**EXERCISE OBJECTIVE:** In full and without alteration, print the records below, minus any images.

**DATASET EXTRACT:**
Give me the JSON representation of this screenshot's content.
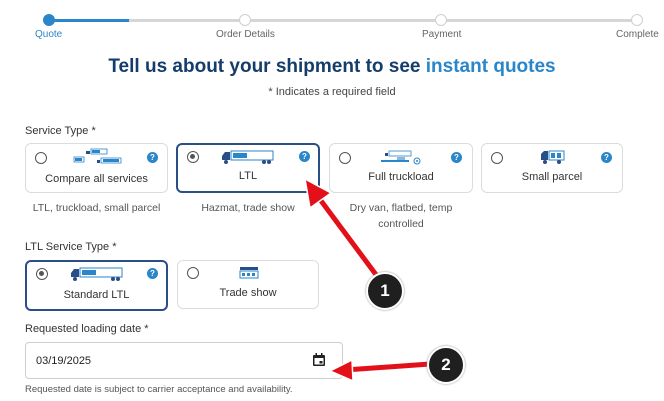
{
  "progress": {
    "steps": [
      {
        "label": "Quote"
      },
      {
        "label": "Order Details"
      },
      {
        "label": "Payment"
      },
      {
        "label": "Complete"
      }
    ],
    "active_color": "#2a86c9"
  },
  "heading": {
    "main": "Tell us about your shipment to see",
    "highlight": "instant quotes",
    "required_note": "* Indicates a required field"
  },
  "service_type": {
    "label": "Service Type *",
    "options": [
      {
        "label": "Compare all services",
        "subtext": "LTL, truckload, small parcel",
        "selected": false,
        "icon": "multi-truck-icon"
      },
      {
        "label": "LTL",
        "subtext": "Hazmat, trade show",
        "selected": true,
        "icon": "ltl-truck-icon"
      },
      {
        "label": "Full truckload",
        "subtext_line1": "Dry van, flatbed, temp",
        "subtext_line2": "controlled",
        "selected": false,
        "icon": "full-truckload-icon"
      },
      {
        "label": "Small parcel",
        "selected": false,
        "icon": "parcel-van-icon"
      }
    ]
  },
  "ltl_service_type": {
    "label": "LTL Service Type *",
    "options": [
      {
        "label": "Standard LTL",
        "selected": true,
        "icon": "standard-ltl-truck-icon"
      },
      {
        "label": "Trade show",
        "selected": false,
        "icon": "trade-show-icon"
      }
    ]
  },
  "loading_date": {
    "label": "Requested loading date *",
    "value": "03/19/2025",
    "note": "Requested date is subject to carrier acceptance and availability."
  },
  "annotations": [
    {
      "number": "1"
    },
    {
      "number": "2"
    }
  ],
  "colors": {
    "brand_dark": "#153d6b",
    "accent": "#2a86c9",
    "arrow": "#e3101a"
  }
}
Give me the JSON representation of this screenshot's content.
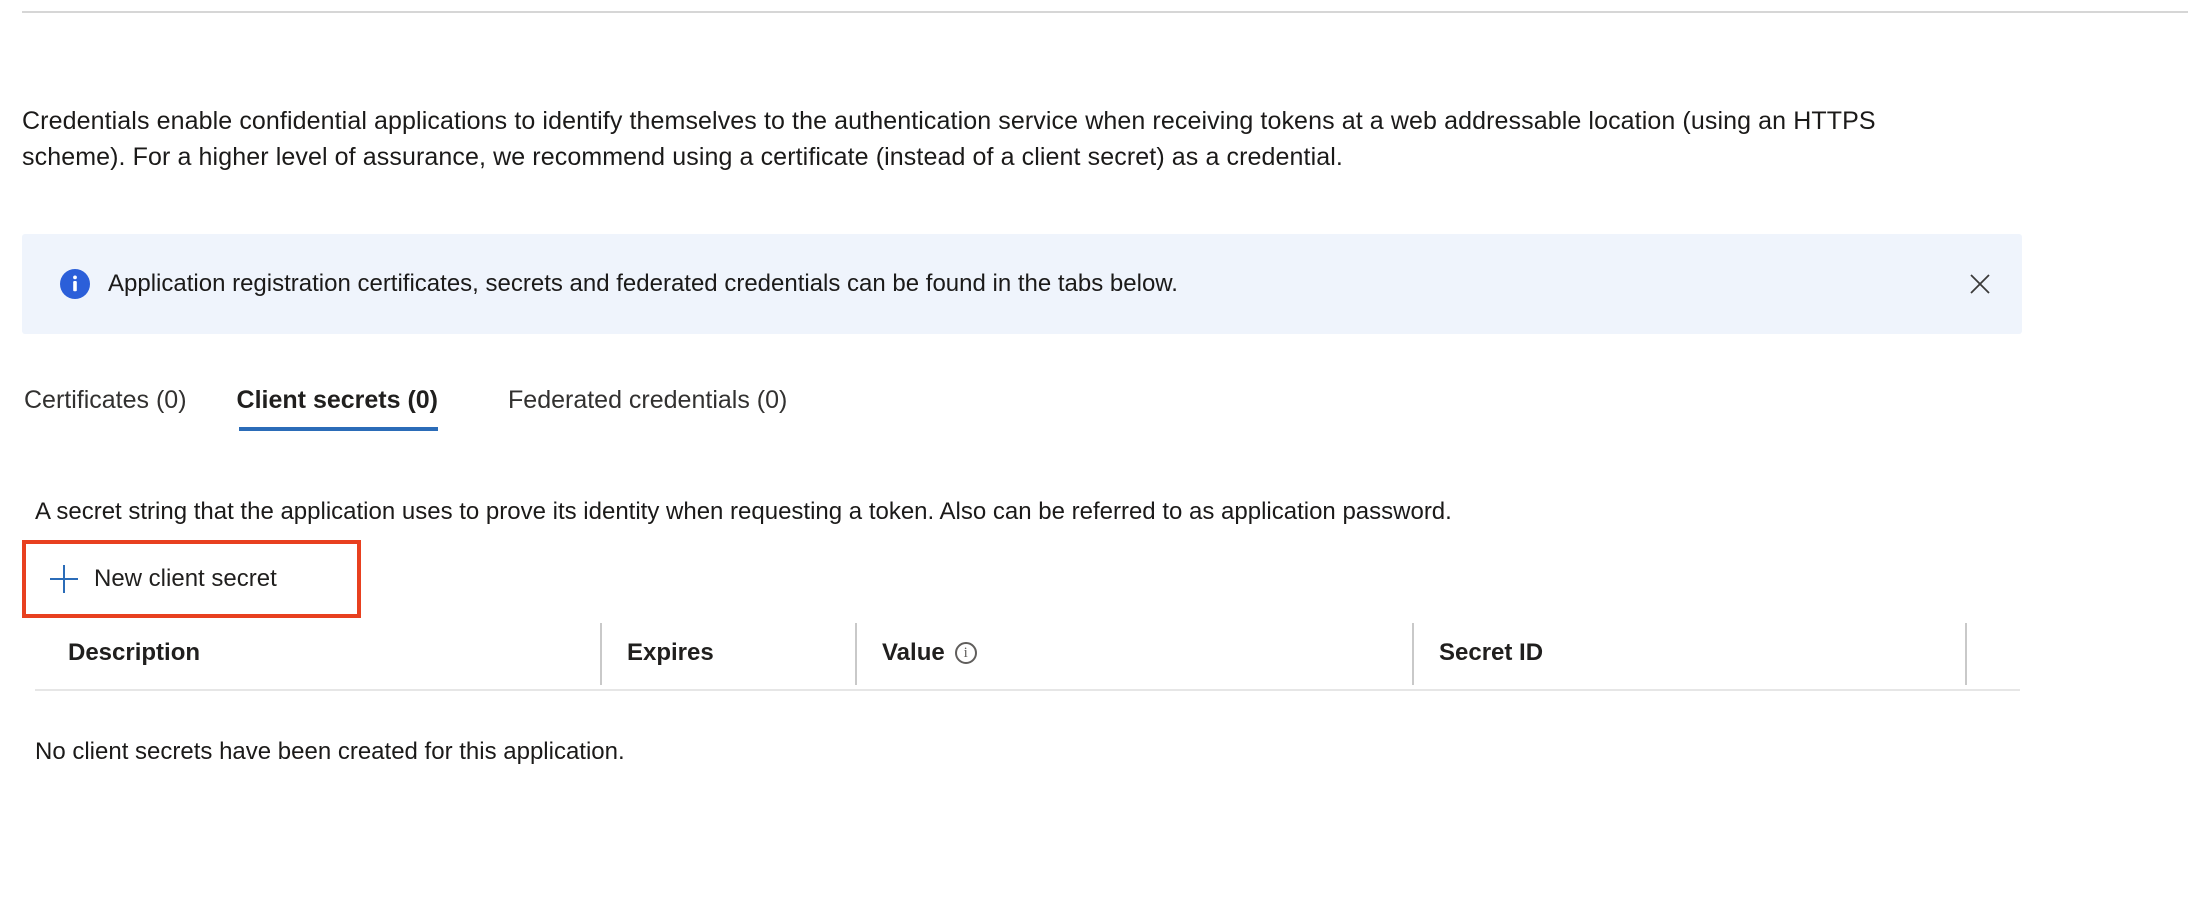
{
  "intro": {
    "paragraph": "Credentials enable confidential applications to identify themselves to the authentication service when receiving tokens at a web addressable location (using an HTTPS scheme). For a higher level of assurance, we recommend using a certificate (instead of a client secret) as a credential."
  },
  "banner": {
    "icon": "info-icon",
    "message": "Application registration certificates, secrets and federated credentials can be found in the tabs below.",
    "close_icon": "close-icon",
    "background_color": "#eff4fc",
    "icon_color": "#2b5fd9"
  },
  "tabs": [
    {
      "label": "Certificates (0)",
      "active": false
    },
    {
      "label": "Client secrets (0)",
      "active": true
    },
    {
      "label": "Federated credentials (0)",
      "active": false
    }
  ],
  "tab_accent_color": "#2b6cb8",
  "section": {
    "description": "A secret string that the application uses to prove its identity when requesting a token. Also can be referred to as application password."
  },
  "command_bar": {
    "new_secret_label": "New client secret",
    "plus_icon": "plus-icon",
    "highlight_color": "#e8401f"
  },
  "table": {
    "columns": [
      {
        "label": "Description"
      },
      {
        "label": "Expires"
      },
      {
        "label": "Value",
        "info_icon": "info-outline-icon"
      },
      {
        "label": "Secret ID"
      }
    ],
    "rows": [],
    "empty_message": "No client secrets have been created for this application."
  }
}
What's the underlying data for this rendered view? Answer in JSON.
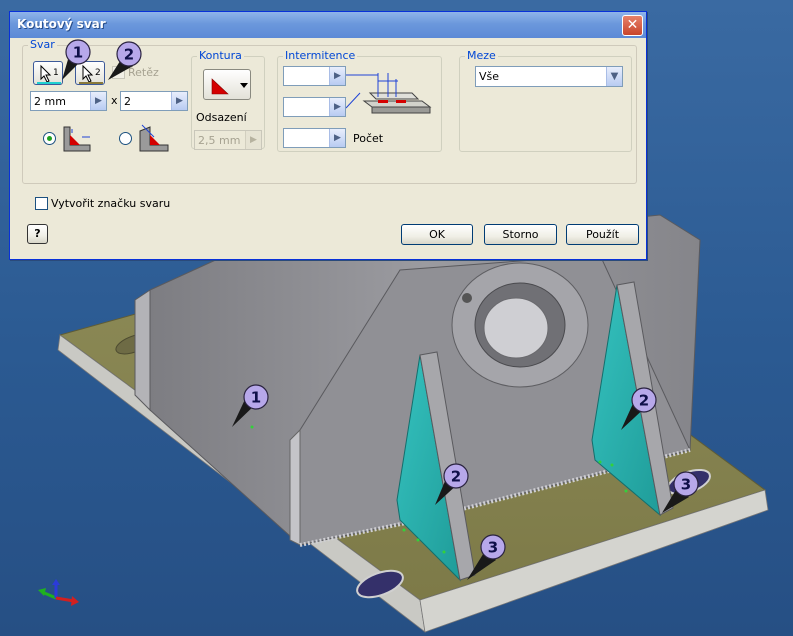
{
  "dialog": {
    "title": "Koutový svar",
    "close_label": "✕",
    "help_label": "?",
    "svar": {
      "label": "Svar",
      "select1_label": "1",
      "select2_label": "2",
      "chain_label": "Řetěz",
      "size_value": "2 mm",
      "times_label": "x",
      "count_value": "2"
    },
    "kontura": {
      "label": "Kontura",
      "offset_label": "Odsazení",
      "offset_value": "2,5 mm"
    },
    "intermitence": {
      "label": "Intermitence",
      "field1_value": "",
      "field2_value": "",
      "field3_value": "",
      "count_label": "Počet"
    },
    "meze": {
      "label": "Meze",
      "selected": "Vše"
    },
    "create_symbol_label": "Vytvořit značku svaru",
    "buttons": {
      "ok": "OK",
      "cancel": "Storno",
      "apply": "Použít"
    }
  },
  "callouts": {
    "dialog_1": "1",
    "dialog_2": "2",
    "model_1": "1",
    "model_2a": "2",
    "model_2b": "2",
    "model_3a": "3",
    "model_3b": "3"
  },
  "colors": {
    "viewport": "#2e5a8e",
    "base_plate": "#8f8a58",
    "selected_face": "#2fb3b0",
    "body": "#8f8f93",
    "callout_fill": "#b7a8ea"
  }
}
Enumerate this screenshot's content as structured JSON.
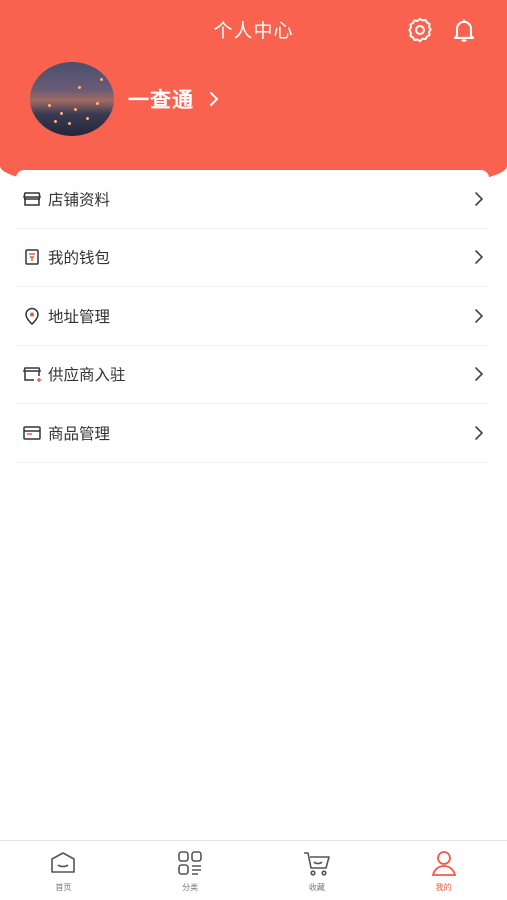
{
  "header": {
    "title": "个人中心",
    "icons": [
      "gear-icon",
      "bell-icon"
    ]
  },
  "profile": {
    "username": "一查通",
    "avatar": "avatar-image"
  },
  "menu": {
    "items": [
      {
        "label": "店铺资料",
        "icon": "store-icon"
      },
      {
        "label": "我的钱包",
        "icon": "wallet-icon"
      },
      {
        "label": "地址管理",
        "icon": "location-pin-icon"
      },
      {
        "label": "供应商入驻",
        "icon": "supplier-icon"
      },
      {
        "label": "商品管理",
        "icon": "goods-icon"
      }
    ]
  },
  "tabbar": {
    "items": [
      {
        "label": "首页",
        "icon": "home-icon",
        "active": false
      },
      {
        "label": "分类",
        "icon": "category-icon",
        "active": false
      },
      {
        "label": "收藏",
        "icon": "cart-icon",
        "active": false
      },
      {
        "label": "我的",
        "icon": "user-icon",
        "active": true
      }
    ]
  },
  "colors": {
    "primary": "#f8624f",
    "active_tab": "#f05a47"
  }
}
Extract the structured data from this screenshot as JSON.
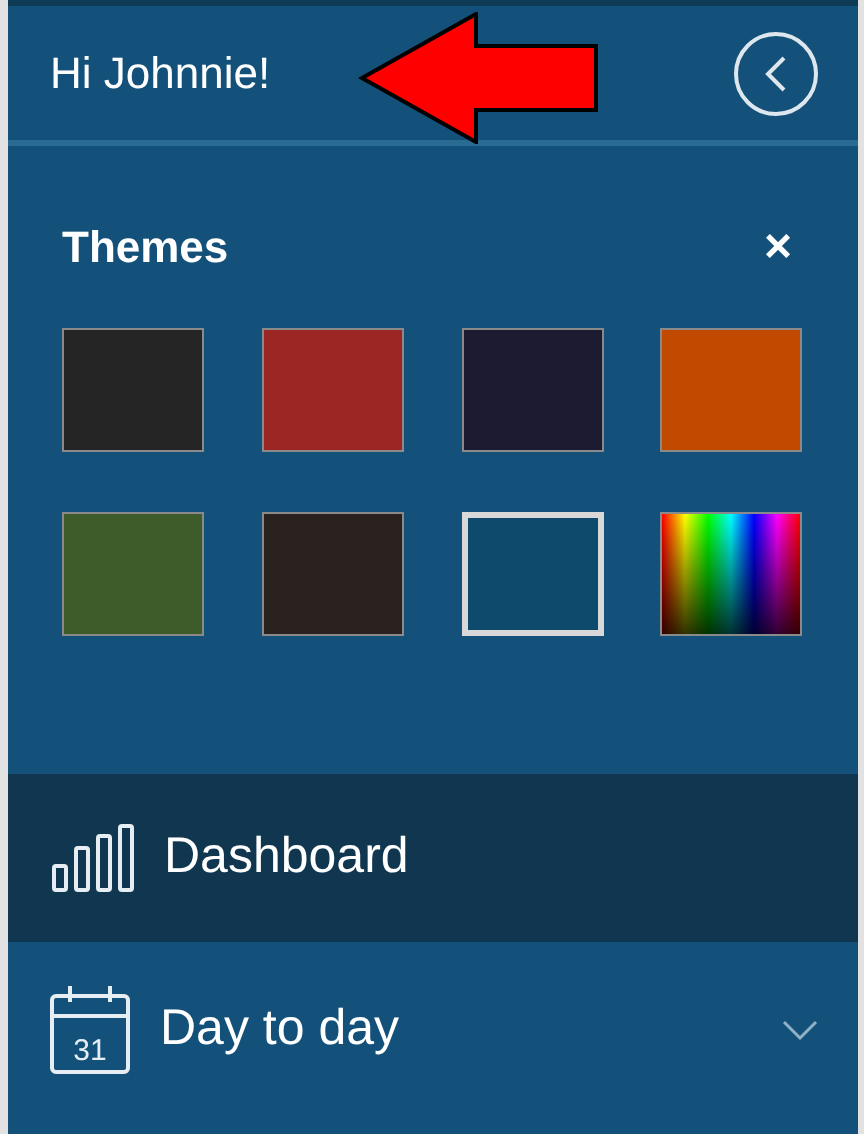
{
  "header": {
    "greeting": "Hi Johnnie!"
  },
  "themes": {
    "title": "Themes",
    "close_label": "×",
    "swatches": [
      {
        "kind": "solid",
        "color": "#252525",
        "selected": false
      },
      {
        "kind": "solid",
        "color": "#9b2624",
        "selected": false
      },
      {
        "kind": "solid",
        "color": "#1d1b31",
        "selected": false
      },
      {
        "kind": "solid",
        "color": "#c24a00",
        "selected": false
      },
      {
        "kind": "solid",
        "color": "#3d5c2a",
        "selected": false
      },
      {
        "kind": "solid",
        "color": "#2a221e",
        "selected": false
      },
      {
        "kind": "solid",
        "color": "#0d4a6b",
        "selected": true
      },
      {
        "kind": "spectrum",
        "selected": false
      }
    ]
  },
  "menu": [
    {
      "kind": "chart",
      "label": "Dashboard",
      "selected": true
    },
    {
      "kind": "calendar",
      "label": "Day to day",
      "calendar_day": "31",
      "selected": false,
      "expanded": false
    }
  ]
}
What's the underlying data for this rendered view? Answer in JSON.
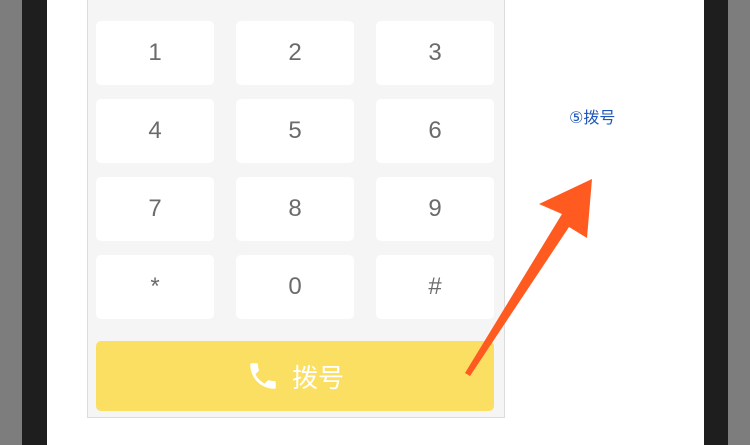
{
  "keypad": {
    "keys": [
      "1",
      "2",
      "3",
      "4",
      "5",
      "6",
      "7",
      "8",
      "9",
      "*",
      "0",
      "#"
    ]
  },
  "dial_button": {
    "label": "拨号",
    "icon": "phone-icon",
    "color": "#fbdf62"
  },
  "annotation": {
    "label": "⑤拨号",
    "color": "#1f57b9",
    "arrow_color": "#ff5a1f"
  }
}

**RESULT BELOW:**
Give me the JSON representation of this screenshot's content.
{
  "progress": {
    "steps": [
      {
        "label": "Quote"
      },
      {
        "label": "Order Details"
      },
      {
        "label": "Payment"
      },
      {
        "label": "Complete"
      }
    ],
    "active_color": "#2a86c9"
  },
  "heading": {
    "main": "Tell us about your shipment to see",
    "highlight": "instant quotes",
    "required_note": "* Indicates a required field"
  },
  "service_type": {
    "label": "Service Type *",
    "options": [
      {
        "label": "Compare all services",
        "subtext": "LTL, truckload, small parcel",
        "selected": false,
        "icon": "multi-truck-icon"
      },
      {
        "label": "LTL",
        "subtext": "Hazmat, trade show",
        "selected": true,
        "icon": "ltl-truck-icon"
      },
      {
        "label": "Full truckload",
        "subtext_line1": "Dry van, flatbed, temp",
        "subtext_line2": "controlled",
        "selected": false,
        "icon": "full-truckload-icon"
      },
      {
        "label": "Small parcel",
        "selected": false,
        "icon": "parcel-van-icon"
      }
    ]
  },
  "ltl_service_type": {
    "label": "LTL Service Type *",
    "options": [
      {
        "label": "Standard LTL",
        "selected": true,
        "icon": "standard-ltl-truck-icon"
      },
      {
        "label": "Trade show",
        "selected": false,
        "icon": "trade-show-icon"
      }
    ]
  },
  "loading_date": {
    "label": "Requested loading date *",
    "value": "03/19/2025",
    "note": "Requested date is subject to carrier acceptance and availability."
  },
  "annotations": [
    {
      "number": "1"
    },
    {
      "number": "2"
    }
  ],
  "colors": {
    "brand_dark": "#153d6b",
    "accent": "#2a86c9",
    "arrow": "#e3101a"
  }
}
Give me the JSON representation of this screenshot's content.
{
  "intro": {
    "paragraph": "Credentials enable confidential applications to identify themselves to the authentication service when receiving tokens at a web addressable location (using an HTTPS scheme). For a higher level of assurance, we recommend using a certificate (instead of a client secret) as a credential."
  },
  "banner": {
    "icon": "info-icon",
    "message": "Application registration certificates, secrets and federated credentials can be found in the tabs below.",
    "close_icon": "close-icon",
    "background_color": "#eff4fc",
    "icon_color": "#2b5fd9"
  },
  "tabs": [
    {
      "label": "Certificates (0)",
      "active": false
    },
    {
      "label": "Client secrets (0)",
      "active": true
    },
    {
      "label": "Federated credentials (0)",
      "active": false
    }
  ],
  "tab_accent_color": "#2b6cb8",
  "section": {
    "description": "A secret string that the application uses to prove its identity when requesting a token. Also can be referred to as application password."
  },
  "command_bar": {
    "new_secret_label": "New client secret",
    "plus_icon": "plus-icon",
    "highlight_color": "#e8401f"
  },
  "table": {
    "columns": [
      {
        "label": "Description"
      },
      {
        "label": "Expires"
      },
      {
        "label": "Value",
        "info_icon": "info-outline-icon"
      },
      {
        "label": "Secret ID"
      }
    ],
    "rows": [],
    "empty_message": "No client secrets have been created for this application."
  }
}
What's the underlying data for this rendered view? Answer in JSON.
{
  "dialog": {
    "title": "Koutový svar",
    "close_label": "✕",
    "help_label": "?",
    "svar": {
      "label": "Svar",
      "select1_label": "1",
      "select2_label": "2",
      "chain_label": "Řetěz",
      "size_value": "2 mm",
      "times_label": "x",
      "count_value": "2"
    },
    "kontura": {
      "label": "Kontura",
      "offset_label": "Odsazení",
      "offset_value": "2,5 mm"
    },
    "intermitence": {
      "label": "Intermitence",
      "field1_value": "",
      "field2_value": "",
      "field3_value": "",
      "count_label": "Počet"
    },
    "meze": {
      "label": "Meze",
      "selected": "Vše"
    },
    "create_symbol_label": "Vytvořit značku svaru",
    "buttons": {
      "ok": "OK",
      "cancel": "Storno",
      "apply": "Použít"
    }
  },
  "callouts": {
    "dialog_1": "1",
    "dialog_2": "2",
    "model_1": "1",
    "model_2a": "2",
    "model_2b": "2",
    "model_3a": "3",
    "model_3b": "3"
  },
  "colors": {
    "viewport": "#2e5a8e",
    "base_plate": "#8f8a58",
    "selected_face": "#2fb3b0",
    "body": "#8f8f93",
    "callout_fill": "#b7a8ea"
  }
}
Enumerate this screenshot's content as structured JSON.
{
  "header": {
    "title": "个人中心",
    "icons": [
      "gear-icon",
      "bell-icon"
    ]
  },
  "profile": {
    "username": "一查通",
    "avatar": "avatar-image"
  },
  "menu": {
    "items": [
      {
        "label": "店铺资料",
        "icon": "store-icon"
      },
      {
        "label": "我的钱包",
        "icon": "wallet-icon"
      },
      {
        "label": "地址管理",
        "icon": "location-pin-icon"
      },
      {
        "label": "供应商入驻",
        "icon": "supplier-icon"
      },
      {
        "label": "商品管理",
        "icon": "goods-icon"
      }
    ]
  },
  "tabbar": {
    "items": [
      {
        "label": "首页",
        "icon": "home-icon",
        "active": false
      },
      {
        "label": "分类",
        "icon": "category-icon",
        "active": false
      },
      {
        "label": "收藏",
        "icon": "cart-icon",
        "active": false
      },
      {
        "label": "我的",
        "icon": "user-icon",
        "active": true
      }
    ]
  },
  "colors": {
    "primary": "#f8624f",
    "active_tab": "#f05a47"
  }
}
Extract the structured data from this screenshot as JSON.
{
  "header": {
    "greeting": "Hi Johnnie!"
  },
  "themes": {
    "title": "Themes",
    "close_label": "×",
    "swatches": [
      {
        "kind": "solid",
        "color": "#252525",
        "selected": false
      },
      {
        "kind": "solid",
        "color": "#9b2624",
        "selected": false
      },
      {
        "kind": "solid",
        "color": "#1d1b31",
        "selected": false
      },
      {
        "kind": "solid",
        "color": "#c24a00",
        "selected": false
      },
      {
        "kind": "solid",
        "color": "#3d5c2a",
        "selected": false
      },
      {
        "kind": "solid",
        "color": "#2a221e",
        "selected": false
      },
      {
        "kind": "solid",
        "color": "#0d4a6b",
        "selected": true
      },
      {
        "kind": "spectrum",
        "selected": false
      }
    ]
  },
  "menu": [
    {
      "kind": "chart",
      "label": "Dashboard",
      "selected": true
    },
    {
      "kind": "calendar",
      "label": "Day to day",
      "calendar_day": "31",
      "selected": false,
      "expanded": false
    }
  ]
}
What's the underlying data for this rendered view? Answer in JSON.
{
  "keypad": {
    "keys": [
      "1",
      "2",
      "3",
      "4",
      "5",
      "6",
      "7",
      "8",
      "9",
      "*",
      "0",
      "#"
    ]
  },
  "dial_button": {
    "label": "拨号",
    "icon": "phone-icon",
    "color": "#fbdf62"
  },
  "annotation": {
    "label": "⑤拨号",
    "color": "#1f57b9",
    "arrow_color": "#ff5a1f"
  }
}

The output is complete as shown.